▶

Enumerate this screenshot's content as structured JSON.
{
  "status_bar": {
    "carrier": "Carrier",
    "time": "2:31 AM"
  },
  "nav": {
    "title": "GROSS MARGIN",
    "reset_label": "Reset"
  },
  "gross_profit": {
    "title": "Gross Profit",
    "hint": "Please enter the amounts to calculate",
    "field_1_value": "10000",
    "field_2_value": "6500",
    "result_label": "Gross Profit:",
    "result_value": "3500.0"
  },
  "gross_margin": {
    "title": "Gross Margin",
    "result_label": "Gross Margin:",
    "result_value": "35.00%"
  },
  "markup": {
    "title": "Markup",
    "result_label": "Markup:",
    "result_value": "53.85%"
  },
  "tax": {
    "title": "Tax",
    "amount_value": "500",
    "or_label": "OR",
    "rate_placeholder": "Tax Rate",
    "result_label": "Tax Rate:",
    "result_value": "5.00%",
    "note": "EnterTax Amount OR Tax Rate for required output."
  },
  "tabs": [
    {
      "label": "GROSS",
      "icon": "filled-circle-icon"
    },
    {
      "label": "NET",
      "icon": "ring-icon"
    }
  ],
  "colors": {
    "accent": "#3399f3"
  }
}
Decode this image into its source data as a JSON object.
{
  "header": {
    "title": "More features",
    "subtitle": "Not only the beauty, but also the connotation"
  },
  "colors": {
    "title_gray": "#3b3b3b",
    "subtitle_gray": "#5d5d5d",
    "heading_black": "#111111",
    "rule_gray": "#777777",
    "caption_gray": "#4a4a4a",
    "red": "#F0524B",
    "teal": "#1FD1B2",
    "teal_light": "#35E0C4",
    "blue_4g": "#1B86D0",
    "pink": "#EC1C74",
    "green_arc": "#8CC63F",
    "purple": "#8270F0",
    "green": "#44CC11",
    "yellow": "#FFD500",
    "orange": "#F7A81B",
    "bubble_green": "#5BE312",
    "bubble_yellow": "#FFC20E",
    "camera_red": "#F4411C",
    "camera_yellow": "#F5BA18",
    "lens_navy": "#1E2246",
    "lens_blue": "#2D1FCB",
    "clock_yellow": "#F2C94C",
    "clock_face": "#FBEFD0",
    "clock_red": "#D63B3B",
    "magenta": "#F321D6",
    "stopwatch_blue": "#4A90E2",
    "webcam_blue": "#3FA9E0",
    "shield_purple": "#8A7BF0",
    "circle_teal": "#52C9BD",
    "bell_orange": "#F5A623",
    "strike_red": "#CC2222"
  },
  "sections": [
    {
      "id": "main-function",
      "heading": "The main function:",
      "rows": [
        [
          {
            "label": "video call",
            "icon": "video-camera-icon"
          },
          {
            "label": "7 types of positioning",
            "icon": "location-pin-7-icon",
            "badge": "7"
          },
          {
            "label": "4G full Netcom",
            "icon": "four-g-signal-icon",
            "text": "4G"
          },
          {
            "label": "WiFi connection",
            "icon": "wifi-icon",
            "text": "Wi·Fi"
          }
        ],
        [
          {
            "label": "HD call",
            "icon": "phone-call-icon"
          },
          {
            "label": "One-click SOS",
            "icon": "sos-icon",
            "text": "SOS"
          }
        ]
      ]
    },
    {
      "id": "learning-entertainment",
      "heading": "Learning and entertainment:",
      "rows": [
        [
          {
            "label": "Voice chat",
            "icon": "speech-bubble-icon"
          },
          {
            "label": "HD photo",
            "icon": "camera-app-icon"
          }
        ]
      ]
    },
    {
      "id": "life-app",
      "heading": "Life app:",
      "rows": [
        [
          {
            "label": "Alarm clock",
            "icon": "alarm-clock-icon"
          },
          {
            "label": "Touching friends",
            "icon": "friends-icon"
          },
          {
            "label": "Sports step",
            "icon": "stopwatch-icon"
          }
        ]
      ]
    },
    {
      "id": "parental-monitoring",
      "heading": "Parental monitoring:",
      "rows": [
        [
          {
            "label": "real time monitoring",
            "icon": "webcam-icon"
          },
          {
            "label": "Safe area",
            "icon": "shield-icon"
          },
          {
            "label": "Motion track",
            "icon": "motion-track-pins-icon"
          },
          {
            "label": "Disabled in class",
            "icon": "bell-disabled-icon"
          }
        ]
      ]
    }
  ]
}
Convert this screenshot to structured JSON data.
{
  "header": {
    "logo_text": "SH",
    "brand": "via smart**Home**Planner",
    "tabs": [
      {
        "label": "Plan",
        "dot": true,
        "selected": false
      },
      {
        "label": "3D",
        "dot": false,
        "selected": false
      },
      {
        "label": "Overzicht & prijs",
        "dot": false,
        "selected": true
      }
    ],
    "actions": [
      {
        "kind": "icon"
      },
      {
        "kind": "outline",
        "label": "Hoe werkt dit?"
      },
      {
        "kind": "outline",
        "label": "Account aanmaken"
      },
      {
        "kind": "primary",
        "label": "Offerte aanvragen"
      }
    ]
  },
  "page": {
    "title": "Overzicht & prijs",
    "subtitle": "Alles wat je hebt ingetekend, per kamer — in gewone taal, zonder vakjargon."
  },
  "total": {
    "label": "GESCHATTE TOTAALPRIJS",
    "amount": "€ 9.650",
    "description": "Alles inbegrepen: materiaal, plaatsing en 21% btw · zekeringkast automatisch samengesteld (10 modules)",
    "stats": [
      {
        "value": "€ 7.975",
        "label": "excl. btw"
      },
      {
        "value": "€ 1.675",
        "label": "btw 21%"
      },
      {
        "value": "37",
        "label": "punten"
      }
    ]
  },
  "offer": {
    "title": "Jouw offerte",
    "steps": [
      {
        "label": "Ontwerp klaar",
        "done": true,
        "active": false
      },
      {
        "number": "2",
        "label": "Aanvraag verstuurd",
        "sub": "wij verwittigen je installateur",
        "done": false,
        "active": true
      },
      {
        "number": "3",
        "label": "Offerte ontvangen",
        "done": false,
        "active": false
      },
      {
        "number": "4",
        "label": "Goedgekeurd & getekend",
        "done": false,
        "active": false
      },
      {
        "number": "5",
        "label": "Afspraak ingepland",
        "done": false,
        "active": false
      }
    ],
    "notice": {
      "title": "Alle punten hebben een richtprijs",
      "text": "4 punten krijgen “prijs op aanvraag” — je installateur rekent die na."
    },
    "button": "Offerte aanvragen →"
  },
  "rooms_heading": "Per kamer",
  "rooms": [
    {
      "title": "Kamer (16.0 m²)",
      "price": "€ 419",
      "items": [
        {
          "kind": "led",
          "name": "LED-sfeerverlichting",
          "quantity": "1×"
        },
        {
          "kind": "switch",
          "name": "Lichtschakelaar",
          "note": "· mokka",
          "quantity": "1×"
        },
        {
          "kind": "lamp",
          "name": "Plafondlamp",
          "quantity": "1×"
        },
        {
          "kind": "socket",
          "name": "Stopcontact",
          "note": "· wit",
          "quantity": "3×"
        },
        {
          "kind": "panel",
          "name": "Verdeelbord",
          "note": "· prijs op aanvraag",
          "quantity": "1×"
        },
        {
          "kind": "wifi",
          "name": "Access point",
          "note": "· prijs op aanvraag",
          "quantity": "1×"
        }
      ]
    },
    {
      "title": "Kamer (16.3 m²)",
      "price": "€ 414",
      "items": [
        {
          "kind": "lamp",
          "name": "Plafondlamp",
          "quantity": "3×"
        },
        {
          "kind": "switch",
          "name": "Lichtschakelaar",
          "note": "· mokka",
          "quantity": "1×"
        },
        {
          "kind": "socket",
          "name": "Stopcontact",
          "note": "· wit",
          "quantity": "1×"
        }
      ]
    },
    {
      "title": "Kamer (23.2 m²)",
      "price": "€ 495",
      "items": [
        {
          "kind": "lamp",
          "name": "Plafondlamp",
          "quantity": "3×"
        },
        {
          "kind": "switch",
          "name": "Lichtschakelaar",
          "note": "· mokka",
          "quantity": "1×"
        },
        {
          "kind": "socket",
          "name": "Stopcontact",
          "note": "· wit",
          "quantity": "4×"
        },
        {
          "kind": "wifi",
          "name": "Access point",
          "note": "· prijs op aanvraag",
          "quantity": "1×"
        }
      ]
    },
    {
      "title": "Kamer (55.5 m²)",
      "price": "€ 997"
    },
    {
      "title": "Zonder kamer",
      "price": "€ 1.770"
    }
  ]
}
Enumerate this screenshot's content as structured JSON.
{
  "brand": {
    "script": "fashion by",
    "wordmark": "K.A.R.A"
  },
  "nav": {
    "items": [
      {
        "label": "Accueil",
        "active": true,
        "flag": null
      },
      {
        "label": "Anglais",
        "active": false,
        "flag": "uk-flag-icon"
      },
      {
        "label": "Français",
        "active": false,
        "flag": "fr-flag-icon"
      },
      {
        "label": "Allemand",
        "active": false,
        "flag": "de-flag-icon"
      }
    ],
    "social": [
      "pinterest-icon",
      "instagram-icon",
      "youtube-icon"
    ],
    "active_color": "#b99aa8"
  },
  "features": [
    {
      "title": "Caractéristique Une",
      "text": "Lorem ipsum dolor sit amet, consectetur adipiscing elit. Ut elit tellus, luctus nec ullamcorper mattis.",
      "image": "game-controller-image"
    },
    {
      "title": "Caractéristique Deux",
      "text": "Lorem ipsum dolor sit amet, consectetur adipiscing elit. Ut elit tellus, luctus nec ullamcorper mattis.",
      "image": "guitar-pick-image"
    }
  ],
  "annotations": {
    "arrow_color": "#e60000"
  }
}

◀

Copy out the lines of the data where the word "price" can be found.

## SOLUTION TO THE PROBLEM
      "price": "€ 419",
      "price": "€ 414",
      "price": "€ 495",
      "price": "€ 997"
      "price": "€ 1.770"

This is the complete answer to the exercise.